WHAT THE TASK REQUIRES - All of the data below is to be copied exactly.

......

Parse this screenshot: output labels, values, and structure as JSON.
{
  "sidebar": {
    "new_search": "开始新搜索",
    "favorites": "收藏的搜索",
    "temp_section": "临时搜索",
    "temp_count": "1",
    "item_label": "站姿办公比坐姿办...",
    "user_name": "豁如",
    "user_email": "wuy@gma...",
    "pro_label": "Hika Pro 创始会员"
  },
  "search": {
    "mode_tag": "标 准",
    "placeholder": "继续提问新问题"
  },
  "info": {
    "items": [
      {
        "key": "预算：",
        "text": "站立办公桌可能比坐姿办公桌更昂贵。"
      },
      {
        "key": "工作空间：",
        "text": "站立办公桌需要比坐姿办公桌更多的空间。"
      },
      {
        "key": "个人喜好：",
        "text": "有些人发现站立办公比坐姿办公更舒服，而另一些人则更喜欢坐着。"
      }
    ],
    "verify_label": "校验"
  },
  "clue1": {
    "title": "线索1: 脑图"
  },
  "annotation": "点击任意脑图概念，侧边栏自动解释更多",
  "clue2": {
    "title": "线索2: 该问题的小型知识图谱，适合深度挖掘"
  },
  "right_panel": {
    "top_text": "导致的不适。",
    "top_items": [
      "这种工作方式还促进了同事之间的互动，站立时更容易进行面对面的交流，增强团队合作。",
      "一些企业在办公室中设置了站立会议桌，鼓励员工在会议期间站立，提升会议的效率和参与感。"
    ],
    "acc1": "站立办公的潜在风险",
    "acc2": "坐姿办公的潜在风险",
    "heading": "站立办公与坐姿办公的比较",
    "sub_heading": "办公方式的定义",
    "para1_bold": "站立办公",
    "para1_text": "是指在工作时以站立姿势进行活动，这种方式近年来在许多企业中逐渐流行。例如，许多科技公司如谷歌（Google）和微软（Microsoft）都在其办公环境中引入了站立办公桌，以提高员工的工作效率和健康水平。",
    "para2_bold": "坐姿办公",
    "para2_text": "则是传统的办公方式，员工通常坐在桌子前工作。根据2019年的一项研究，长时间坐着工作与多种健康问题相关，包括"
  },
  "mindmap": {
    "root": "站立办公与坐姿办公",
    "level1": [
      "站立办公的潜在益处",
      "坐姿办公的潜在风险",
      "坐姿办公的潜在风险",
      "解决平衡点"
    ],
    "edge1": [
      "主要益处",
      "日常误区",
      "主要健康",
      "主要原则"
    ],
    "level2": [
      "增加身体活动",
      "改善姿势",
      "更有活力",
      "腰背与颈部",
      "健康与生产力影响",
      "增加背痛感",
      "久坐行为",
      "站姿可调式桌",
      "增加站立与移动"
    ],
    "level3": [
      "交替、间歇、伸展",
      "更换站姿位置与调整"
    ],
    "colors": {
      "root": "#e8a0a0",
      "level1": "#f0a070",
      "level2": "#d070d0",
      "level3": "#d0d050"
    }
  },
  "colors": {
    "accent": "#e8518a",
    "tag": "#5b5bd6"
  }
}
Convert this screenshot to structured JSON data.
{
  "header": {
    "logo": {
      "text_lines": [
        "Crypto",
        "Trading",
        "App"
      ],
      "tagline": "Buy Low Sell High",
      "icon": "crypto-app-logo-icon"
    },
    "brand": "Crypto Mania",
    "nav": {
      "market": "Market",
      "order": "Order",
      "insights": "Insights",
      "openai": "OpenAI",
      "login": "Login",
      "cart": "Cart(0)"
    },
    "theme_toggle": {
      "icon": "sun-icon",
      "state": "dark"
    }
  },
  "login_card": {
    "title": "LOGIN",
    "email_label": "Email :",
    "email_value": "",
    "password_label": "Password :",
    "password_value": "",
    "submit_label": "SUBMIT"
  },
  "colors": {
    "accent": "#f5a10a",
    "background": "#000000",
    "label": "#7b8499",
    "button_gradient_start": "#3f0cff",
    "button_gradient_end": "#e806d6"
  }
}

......

SOLUTION -
Parse this screenshot: output labels, values, and structure as JSON.
{
  "sidebar": {
    "new_search": "开始新搜索",
    "favorites": "收藏的搜索",
    "temp_section": "临时搜索",
    "temp_count": "1",
    "item_label": "站姿办公比坐姿办...",
    "user_name": "豁如",
    "user_email": "wuy@gma...",
    "pro_label": "Hika Pro 创始会员"
  },
  "search": {
    "mode_tag": "标 准",
    "placeholder": "继续提问新问题"
  },
  "info": {
    "items": [
      {
        "key": "预算：",
        "text": "站立办公桌可能比坐姿办公桌更昂贵。"
      },
      {
        "key": "工作空间：",
        "text": "站立办公桌需要比坐姿办公桌更多的空间。"
      },
      {
        "key": "个人喜好：",
        "text": "有些人发现站立办公比坐姿办公更舒服，而另一些人则更喜欢坐着。"
      }
    ],
    "verify_label": "校验"
  },
  "clue1": {
    "title": "线索1: 脑图"
  },
  "annotation": "点击任意脑图概念，侧边栏自动解释更多",
  "clue2": {
    "title": "线索2: 该问题的小型知识图谱，适合深度挖掘"
  },
  "right_panel": {
    "top_text": "导致的不适。",
    "top_items": [
      "这种工作方式还促进了同事之间的互动，站立时更容易进行面对面的交流，增强团队合作。",
      "一些企业在办公室中设置了站立会议桌，鼓励员工在会议期间站立，提升会议的效率和参与感。"
    ],
    "acc1": "站立办公的潜在风险",
    "acc2": "坐姿办公的潜在风险",
    "heading": "站立办公与坐姿办公的比较",
    "sub_heading": "办公方式的定义",
    "para1_bold": "站立办公",
    "para1_text": "是指在工作时以站立姿势进行活动，这种方式近年来在许多企业中逐渐流行。例如，许多科技公司如谷歌（Google）和微软（Microsoft）都在其办公环境中引入了站立办公桌，以提高员工的工作效率和健康水平。",
    "para2_bold": "坐姿办公",
    "para2_text": "则是传统的办公方式，员工通常坐在桌子前工作。根据2019年的一项研究，长时间坐着工作与多种健康问题相关，包括"
  },
  "mindmap": {
    "root": "站立办公与坐姿办公",
    "level1": [
      "站立办公的潜在益处",
      "坐姿办公的潜在风险",
      "坐姿办公的潜在风险",
      "解决平衡点"
    ],
    "edge1": [
      "主要益处",
      "日常误区",
      "主要健康",
      "主要原则"
    ],
    "level2": [
      "增加身体活动",
      "改善姿势",
      "更有活力",
      "腰背与颈部",
      "健康与生产力影响",
      "增加背痛感",
      "久坐行为",
      "站姿可调式桌",
      "增加站立与移动"
    ],
    "level3": [
      "交替、间歇、伸展",
      "更换站姿位置与调整"
    ],
    "colors": {
      "root": "#e8a0a0",
      "level1": "#f0a070",
      "level2": "#d070d0",
      "level3": "#d0d050"
    }
  },
  "colors": {
    "accent": "#e8518a",
    "tag": "#5b5bd6"
  }
}
Convert this screenshot to structured JSON data.
{
  "header": {
    "logo": {
      "text_lines": [
        "Crypto",
        "Trading",
        "App"
      ],
      "tagline": "Buy Low Sell High",
      "icon": "crypto-app-logo-icon"
    },
    "brand": "Crypto Mania",
    "nav": {
      "market": "Market",
      "order": "Order",
      "insights": "Insights",
      "openai": "OpenAI",
      "login": "Login",
      "cart": "Cart(0)"
    },
    "theme_toggle": {
      "icon": "sun-icon",
      "state": "dark"
    }
  },
  "login_card": {
    "title": "LOGIN",
    "email_label": "Email :",
    "email_value": "",
    "password_label": "Password :",
    "password_value": "",
    "submit_label": "SUBMIT"
  },
  "colors": {
    "accent": "#f5a10a",
    "background": "#000000",
    "label": "#7b8499",
    "button_gradient_start": "#3f0cff",
    "button_gradient_end": "#e806d6"
  }
}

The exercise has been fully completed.